Top of Extracted material

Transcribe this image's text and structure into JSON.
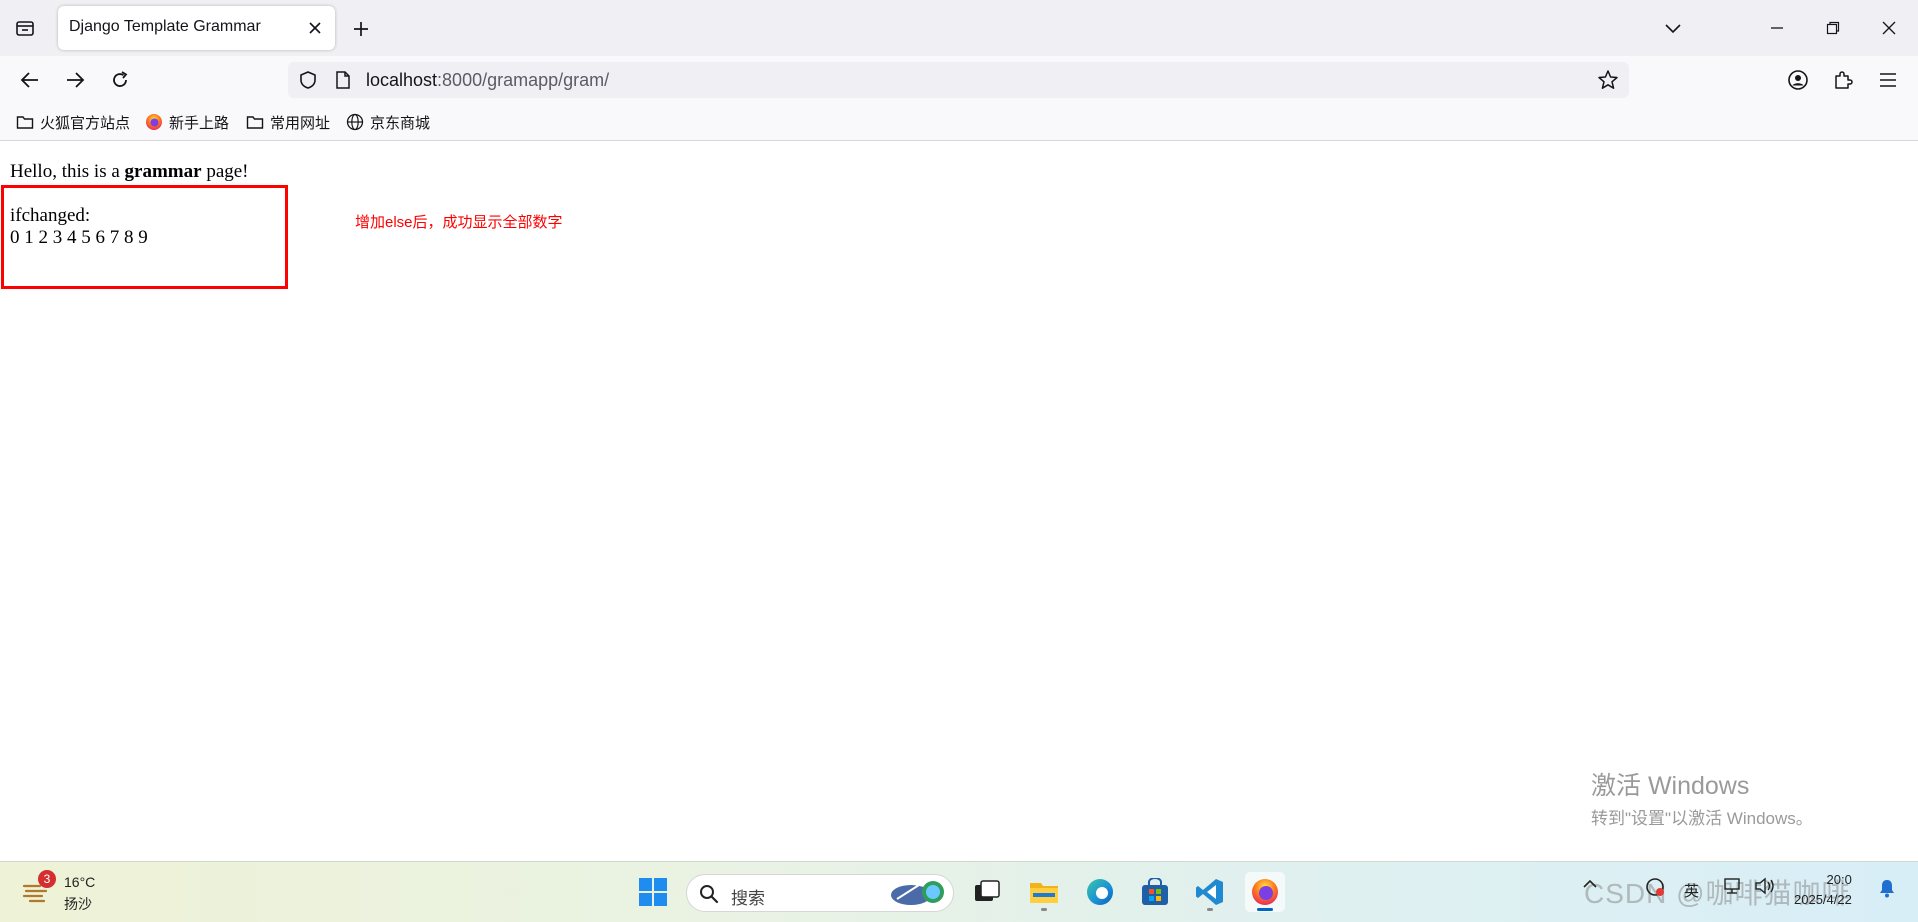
{
  "browser": {
    "tab_title": "Django Template Grammar",
    "url_host": "localhost",
    "url_path": ":8000/gramapp/gram/"
  },
  "bookmarks": [
    {
      "label": "火狐官方站点",
      "icon": "folder-icon"
    },
    {
      "label": "新手上路",
      "icon": "firefox-icon"
    },
    {
      "label": "常用网址",
      "icon": "folder-icon"
    },
    {
      "label": "京东商城",
      "icon": "globe-icon"
    }
  ],
  "page": {
    "hello_prefix": "Hello, this is a",
    "hello_bold": "grammar",
    "hello_suffix": "page!",
    "ifchanged_label": "ifchanged:",
    "ifchanged_values": "0 1 2 3 4 5 6 7 8 9",
    "annotation": "增加else后，成功显示全部数字",
    "annotation_color": "#ff0000"
  },
  "watermark": {
    "line1": "激活 Windows",
    "line2": "转到\"设置\"以激活 Windows。"
  },
  "taskbar": {
    "weather_badge": "3",
    "weather_temp": "16°C",
    "weather_desc": "扬沙",
    "search_placeholder": "搜索",
    "ime_label": "英",
    "clock_time": "20:0",
    "clock_date": "2025/4/22",
    "csdn_watermark": "CSDN @咖啡猫咖啡"
  }
}
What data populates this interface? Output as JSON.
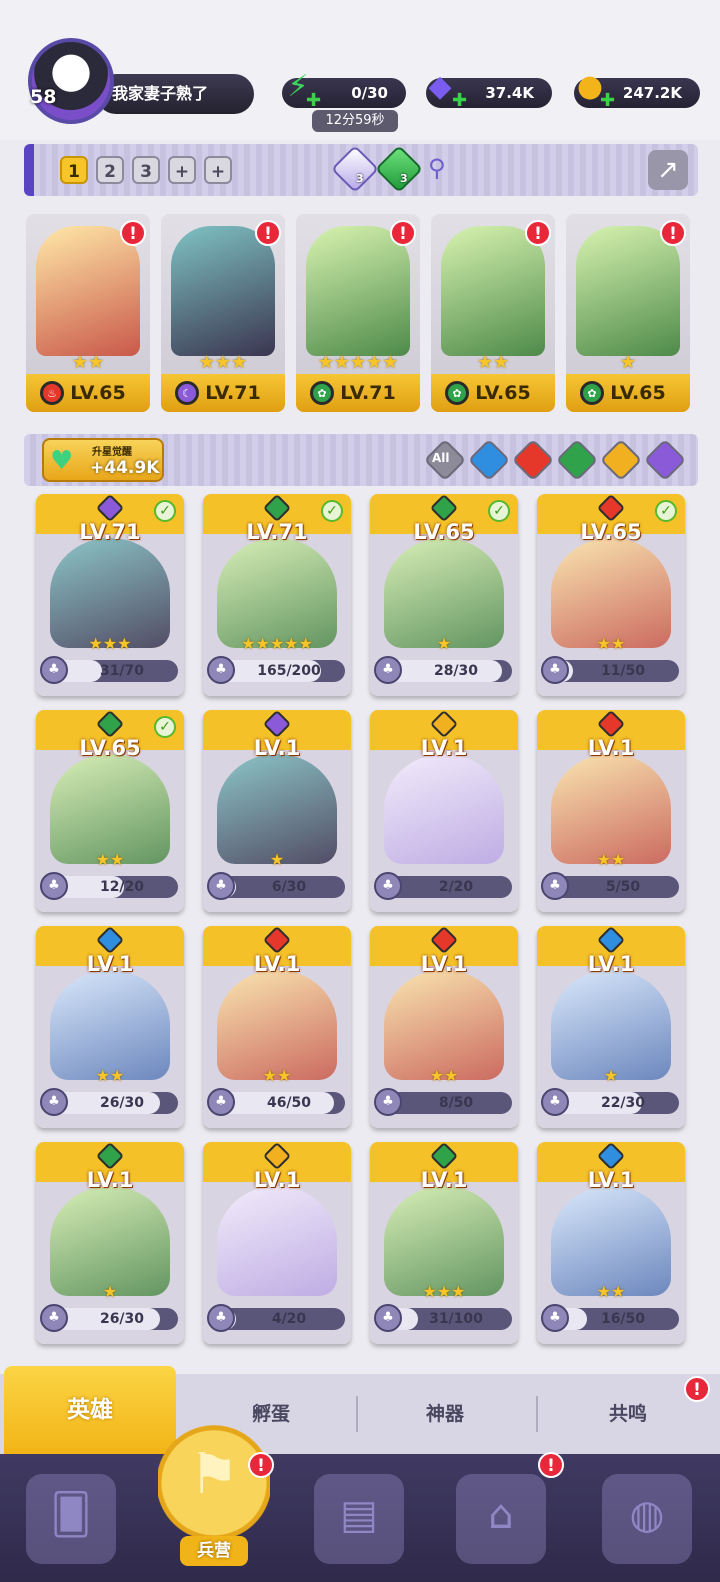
{
  "player": {
    "level": "58",
    "name": "我家妻子熟了"
  },
  "resources": {
    "energy": "0/30",
    "energy_timer": "12分59秒",
    "gems": "37.4K",
    "coins": "247.2K"
  },
  "team_bar": {
    "tabs": [
      "1",
      "2",
      "3",
      "+",
      "+"
    ],
    "active_tab": "1",
    "light_gem_count": "3",
    "nature_gem_count": "3"
  },
  "team": [
    {
      "level": "LV.65",
      "stars": "★★",
      "element": "fire",
      "alert": "!"
    },
    {
      "level": "LV.71",
      "stars": "★★★",
      "element": "dark",
      "alert": "!"
    },
    {
      "level": "LV.71",
      "stars": "★★★★★",
      "element": "nature",
      "alert": "!"
    },
    {
      "level": "LV.65",
      "stars": "★★",
      "element": "nature",
      "alert": "!"
    },
    {
      "level": "LV.65",
      "stars": "★",
      "element": "nature",
      "alert": "!"
    }
  ],
  "awaken": {
    "label": "升星觉醒",
    "value": "+44.9K"
  },
  "filters": {
    "all_label": "All",
    "elements": [
      "water",
      "fire",
      "nature",
      "light",
      "dark"
    ]
  },
  "colors": {
    "fire": "#e5372a",
    "dark": "#8a5ad8",
    "nature": "#2fa24a",
    "water": "#2f8ee0",
    "light": "#f0b020",
    "accent": "#f4c228"
  },
  "heroes": [
    {
      "level": "LV.71",
      "element": "dark",
      "stars": "★★★",
      "fragments": "31/70",
      "progress": 0.44,
      "checked": true
    },
    {
      "level": "LV.71",
      "element": "nature",
      "stars": "★★★★★",
      "fragments": "165/200",
      "progress": 0.82,
      "checked": true
    },
    {
      "level": "LV.65",
      "element": "nature",
      "stars": "★",
      "fragments": "28/30",
      "progress": 0.93,
      "checked": true
    },
    {
      "level": "LV.65",
      "element": "fire",
      "stars": "★★",
      "fragments": "11/50",
      "progress": 0.22,
      "checked": true
    },
    {
      "level": "LV.65",
      "element": "nature",
      "stars": "★★",
      "fragments": "12/20",
      "progress": 0.6,
      "checked": true
    },
    {
      "level": "LV.1",
      "element": "dark",
      "stars": "★",
      "fragments": "6/30",
      "progress": 0.2,
      "checked": false
    },
    {
      "level": "LV.1",
      "element": "light",
      "stars": "",
      "fragments": "2/20",
      "progress": 0.1,
      "checked": false
    },
    {
      "level": "LV.1",
      "element": "fire",
      "stars": "★★",
      "fragments": "5/50",
      "progress": 0.1,
      "checked": false
    },
    {
      "level": "LV.1",
      "element": "water",
      "stars": "★★",
      "fragments": "26/30",
      "progress": 0.87,
      "checked": false
    },
    {
      "level": "LV.1",
      "element": "fire",
      "stars": "★★",
      "fragments": "46/50",
      "progress": 0.92,
      "checked": false
    },
    {
      "level": "LV.1",
      "element": "fire",
      "stars": "★★",
      "fragments": "8/50",
      "progress": 0.16,
      "checked": false
    },
    {
      "level": "LV.1",
      "element": "water",
      "stars": "★",
      "fragments": "22/30",
      "progress": 0.73,
      "checked": false
    },
    {
      "level": "LV.1",
      "element": "nature",
      "stars": "★",
      "fragments": "26/30",
      "progress": 0.87,
      "checked": false
    },
    {
      "level": "LV.1",
      "element": "light",
      "stars": "",
      "fragments": "4/20",
      "progress": 0.2,
      "checked": false
    },
    {
      "level": "LV.1",
      "element": "nature",
      "stars": "★★★",
      "fragments": "31/100",
      "progress": 0.31,
      "checked": false
    },
    {
      "level": "LV.1",
      "element": "water",
      "stars": "★★",
      "fragments": "16/50",
      "progress": 0.32,
      "checked": false
    }
  ],
  "subtabs": {
    "heroes": "英雄",
    "eggs": "孵蛋",
    "artifacts": "神器",
    "resonance": "共鸣",
    "resonance_alert": "!"
  },
  "bottom_nav": {
    "barracks_label": "兵营",
    "barracks_alert": "!",
    "castle_alert": "!"
  }
}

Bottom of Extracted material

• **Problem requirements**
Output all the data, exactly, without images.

• **Exercise output**
Transcribe this image's text and structure into JSON.
{
  "browser": {
    "tab_title": "Django Template Grammar",
    "url_host": "localhost",
    "url_path": ":8000/gramapp/gram/"
  },
  "bookmarks": [
    {
      "label": "火狐官方站点",
      "icon": "folder-icon"
    },
    {
      "label": "新手上路",
      "icon": "firefox-icon"
    },
    {
      "label": "常用网址",
      "icon": "folder-icon"
    },
    {
      "label": "京东商城",
      "icon": "globe-icon"
    }
  ],
  "page": {
    "hello_prefix": "Hello, this is a",
    "hello_bold": "grammar",
    "hello_suffix": "page!",
    "ifchanged_label": "ifchanged:",
    "ifchanged_values": "0 1 2 3 4 5 6 7 8 9",
    "annotation": "增加else后，成功显示全部数字",
    "annotation_color": "#ff0000"
  },
  "watermark": {
    "line1": "激活 Windows",
    "line2": "转到\"设置\"以激活 Windows。"
  },
  "taskbar": {
    "weather_badge": "3",
    "weather_temp": "16°C",
    "weather_desc": "扬沙",
    "search_placeholder": "搜索",
    "ime_label": "英",
    "clock_time": "20:0",
    "clock_date": "2025/4/22",
    "csdn_watermark": "CSDN @咖啡猫咖啡"
  }
}
What data populates this interface? Output as JSON.
{
  "player": {
    "level": "58",
    "name": "我家妻子熟了"
  },
  "resources": {
    "energy": "0/30",
    "energy_timer": "12分59秒",
    "gems": "37.4K",
    "coins": "247.2K"
  },
  "team_bar": {
    "tabs": [
      "1",
      "2",
      "3",
      "+",
      "+"
    ],
    "active_tab": "1",
    "light_gem_count": "3",
    "nature_gem_count": "3"
  },
  "team": [
    {
      "level": "LV.65",
      "stars": "★★",
      "element": "fire",
      "alert": "!"
    },
    {
      "level": "LV.71",
      "stars": "★★★",
      "element": "dark",
      "alert": "!"
    },
    {
      "level": "LV.71",
      "stars": "★★★★★",
      "element": "nature",
      "alert": "!"
    },
    {
      "level": "LV.65",
      "stars": "★★",
      "element": "nature",
      "alert": "!"
    },
    {
      "level": "LV.65",
      "stars": "★",
      "element": "nature",
      "alert": "!"
    }
  ],
  "awaken": {
    "label": "升星觉醒",
    "value": "+44.9K"
  },
  "filters": {
    "all_label": "All",
    "elements": [
      "water",
      "fire",
      "nature",
      "light",
      "dark"
    ]
  },
  "colors": {
    "fire": "#e5372a",
    "dark": "#8a5ad8",
    "nature": "#2fa24a",
    "water": "#2f8ee0",
    "light": "#f0b020",
    "accent": "#f4c228"
  },
  "heroes": [
    {
      "level": "LV.71",
      "element": "dark",
      "stars": "★★★",
      "fragments": "31/70",
      "progress": 0.44,
      "checked": true
    },
    {
      "level": "LV.71",
      "element": "nature",
      "stars": "★★★★★",
      "fragments": "165/200",
      "progress": 0.82,
      "checked": true
    },
    {
      "level": "LV.65",
      "element": "nature",
      "stars": "★",
      "fragments": "28/30",
      "progress": 0.93,
      "checked": true
    },
    {
      "level": "LV.65",
      "element": "fire",
      "stars": "★★",
      "fragments": "11/50",
      "progress": 0.22,
      "checked": true
    },
    {
      "level": "LV.65",
      "element": "nature",
      "stars": "★★",
      "fragments": "12/20",
      "progress": 0.6,
      "checked": true
    },
    {
      "level": "LV.1",
      "element": "dark",
      "stars": "★",
      "fragments": "6/30",
      "progress": 0.2,
      "checked": false
    },
    {
      "level": "LV.1",
      "element": "light",
      "stars": "",
      "fragments": "2/20",
      "progress": 0.1,
      "checked": false
    },
    {
      "level": "LV.1",
      "element": "fire",
      "stars": "★★",
      "fragments": "5/50",
      "progress": 0.1,
      "checked": false
    },
    {
      "level": "LV.1",
      "element": "water",
      "stars": "★★",
      "fragments": "26/30",
      "progress": 0.87,
      "checked": false
    },
    {
      "level": "LV.1",
      "element": "fire",
      "stars": "★★",
      "fragments": "46/50",
      "progress": 0.92,
      "checked": false
    },
    {
      "level": "LV.1",
      "element": "fire",
      "stars": "★★",
      "fragments": "8/50",
      "progress": 0.16,
      "checked": false
    },
    {
      "level": "LV.1",
      "element": "water",
      "stars": "★",
      "fragments": "22/30",
      "progress": 0.73,
      "checked": false
    },
    {
      "level": "LV.1",
      "element": "nature",
      "stars": "★",
      "fragments": "26/30",
      "progress": 0.87,
      "checked": false
    },
    {
      "level": "LV.1",
      "element": "light",
      "stars": "",
      "fragments": "4/20",
      "progress": 0.2,
      "checked": false
    },
    {
      "level": "LV.1",
      "element": "nature",
      "stars": "★★★",
      "fragments": "31/100",
      "progress": 0.31,
      "checked": false
    },
    {
      "level": "LV.1",
      "element": "water",
      "stars": "★★",
      "fragments": "16/50",
      "progress": 0.32,
      "checked": false
    }
  ],
  "subtabs": {
    "heroes": "英雄",
    "eggs": "孵蛋",
    "artifacts": "神器",
    "resonance": "共鸣",
    "resonance_alert": "!"
  },
  "bottom_nav": {
    "barracks_label": "兵营",
    "barracks_alert": "!",
    "castle_alert": "!"
  }
}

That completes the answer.